The future masterplan for the Sphinxquarter in Maastricht has a strong silhouette; a collection of elongated parcels with numerous building structures that lie hidden as a small city behind an imposing brick factory wall.
In the plan “Cascade”’, four substantial “warehouses”, divided by alleyways, rise behind this aged wall. Together they form a vertical unity, with articulated chimneys that refer in an abstract way to the recent history as factory.
The alleyways open up the warehouses and serve as single light shaft for the dwellings. The noise pollution, which is the main problem on the site, is quickly deflected and absorbed in the narrow alleyways, because they also double as a physical building noise reduction canal in which the noise level is reduced.
The new volumes encircle the existing Brikkenbuilding and define a new city chamber. The deep recesses on the southern side of the new “warehouses” offers place for the awnings and the window frames on the northern side protrude from the façade. These diverse recesses and the variety in the brickwork bonds gives a rhythm to the facades and enrich the interior of the city chamber.
The weight bearing facades of the “warehouses” have a span of 8 metres and offer the apartments a generic plan, which can be transformed according to the wishes of the occupant.

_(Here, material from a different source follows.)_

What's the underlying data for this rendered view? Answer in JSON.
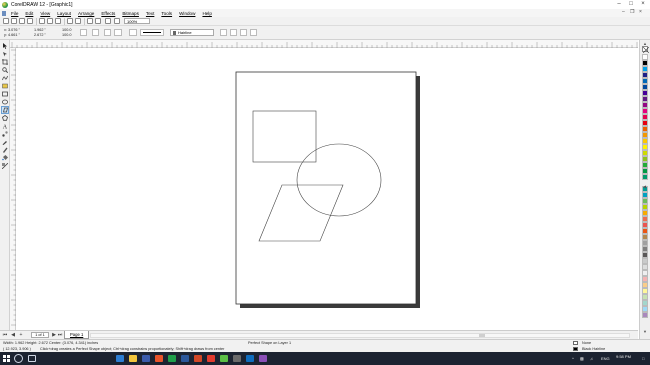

The windows in the alleys have an introspective character, since the facades of the adjoining warehouses is incorporated in the interior due to their proximity. The abstraction of the warehouses behind the factory wall changes at living level into a tactile palette of various hues of brickwork. The variation of both open and closed areas guarantees privacy, but the urban character, which includes the awareness of neighbours, is always manifest.